How many is too many visitors when the environment is at stake?
Sandbanks Provincial Park is always a focal point when it comes to environmental issues in the County. It is a unique ecosystem enclosed by the world’s largest baymouth barrier dune formation. Luckily for humans, this ecosystem is also a fantastic place to relax and have fun with its white sands and clear waters. For decades, this park has been a place to vacation and commune with nature. That, combined with the County’s newfound celebrity status, makes for a staggering number of people attending the park every year. In the 1980s the number hovered around 380,000. In the last 40 years, the number of park attendees has almost doubled, passing 700,000 in 2016. In the past few years there have been more announcements that park is “sold out”, and more talks of lineups “miles long” to get in. So, with that many cars in the area, and that many more feet on the ground, how is the park doing?
According to Park Superintendent Robin Reilly, the park is doing quite well. This season, the park had a decline in attendance due to poor weather and high water levels. But even banner years in attendance, like 2016 had, minimal impact on the park’s ecosystem.
“Beach ecosystems are very resilient, and they host a lot of species that aren’t affected by human interaction,”said Reilly.
Reilly also adds that poison ivy is a great ally for the ecosystem. It not only holds the dunes together with its roots, but it deters the public from straying off the marked paths. That makes things like garbage collection and supervision easier as well. It is nature’s own security guard.
As for the number of times the park has been “sold out”, the issue does not lie in number of people in the park, it’s the number of cars.
“When the parking lots fill up, people start to park in dangerous areas along the roads, making it unsafe to get to and from your vehicles,” said Reilly. He adds that in the off-season, the park is in the process of blocking dangerous parking areas with posts and other impediments. This will decrease the amount of people entering the park annually and provide a safer environment for patrons.
Local interest group Friends of Sandbanks has been voicing concerns in the past, but is impressed with the park’s maintenance.
“Every year I pick up one trash bag full of garbage from the West Lake bar, but I’m encouraged that I have to walk further each year to fill that bag. I’ve been on the Outlet Beach before 8 a.m. and in addition to the daily machine grooming, park student employees were hand-picking up garbage.”
But there are voices in the County that are still concerned. Not with the status of the park currently, but what the future holds for the park if the numbers continue to rise.
Terry Sprague was the Assistant Park Naturalist from 1984- 1992, and his concern lies in what the park is designated for.
“Sandbanks Provincial Park is designated as a natural environment park. It is a sensitive dunes system that is unstable, and has been talked about as such since the 1920s. When I was working at the park, we were told that when speaking to patrons, we were to always promote natural history, and stress the fragility of the dunes.”
With so many concerned parties, it looks like everyone is doing their part to make sure that Sandbanks Provincial Park is doing well and will be around for future generations to enjoy. This year, Outlet Beach received its Blue Flag designation, with the result being that the beach has been cleaner than ever before.
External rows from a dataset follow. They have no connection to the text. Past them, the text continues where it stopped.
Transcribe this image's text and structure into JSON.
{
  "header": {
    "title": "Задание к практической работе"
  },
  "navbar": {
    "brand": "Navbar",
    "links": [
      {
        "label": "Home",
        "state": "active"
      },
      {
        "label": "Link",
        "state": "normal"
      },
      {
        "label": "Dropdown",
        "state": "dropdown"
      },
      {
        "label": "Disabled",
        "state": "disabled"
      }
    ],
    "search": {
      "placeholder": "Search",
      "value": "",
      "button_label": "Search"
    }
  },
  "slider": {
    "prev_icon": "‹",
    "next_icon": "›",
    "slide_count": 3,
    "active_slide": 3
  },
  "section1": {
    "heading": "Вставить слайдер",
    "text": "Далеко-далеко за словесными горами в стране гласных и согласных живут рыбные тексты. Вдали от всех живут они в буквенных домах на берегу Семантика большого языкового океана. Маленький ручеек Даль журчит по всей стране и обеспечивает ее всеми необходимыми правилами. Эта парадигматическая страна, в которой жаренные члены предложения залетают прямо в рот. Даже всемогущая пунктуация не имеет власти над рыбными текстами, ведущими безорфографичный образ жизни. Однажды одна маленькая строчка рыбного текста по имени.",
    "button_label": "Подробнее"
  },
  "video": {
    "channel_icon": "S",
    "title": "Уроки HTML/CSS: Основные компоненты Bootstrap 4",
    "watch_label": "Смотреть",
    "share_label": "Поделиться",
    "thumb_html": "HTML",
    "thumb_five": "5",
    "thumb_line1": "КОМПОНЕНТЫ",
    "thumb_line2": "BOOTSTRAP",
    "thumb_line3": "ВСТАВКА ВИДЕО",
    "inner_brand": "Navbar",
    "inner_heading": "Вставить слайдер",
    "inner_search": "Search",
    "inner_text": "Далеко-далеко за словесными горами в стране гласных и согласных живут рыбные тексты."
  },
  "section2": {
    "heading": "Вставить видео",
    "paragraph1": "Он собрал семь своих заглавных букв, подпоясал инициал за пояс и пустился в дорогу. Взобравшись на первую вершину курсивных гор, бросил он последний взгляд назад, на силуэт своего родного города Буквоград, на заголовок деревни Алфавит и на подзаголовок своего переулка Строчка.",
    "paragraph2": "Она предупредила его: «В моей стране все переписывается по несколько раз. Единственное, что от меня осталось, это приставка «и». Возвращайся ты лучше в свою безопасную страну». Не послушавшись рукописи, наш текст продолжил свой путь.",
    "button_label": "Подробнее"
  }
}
One small reminder from the park next season; if you plan to go the park, try and avoid the midday. Plan on going in the morning or in the late afternoon to avoid the crowds. Oh, and stay on the paths, or the natural security guards will have at you.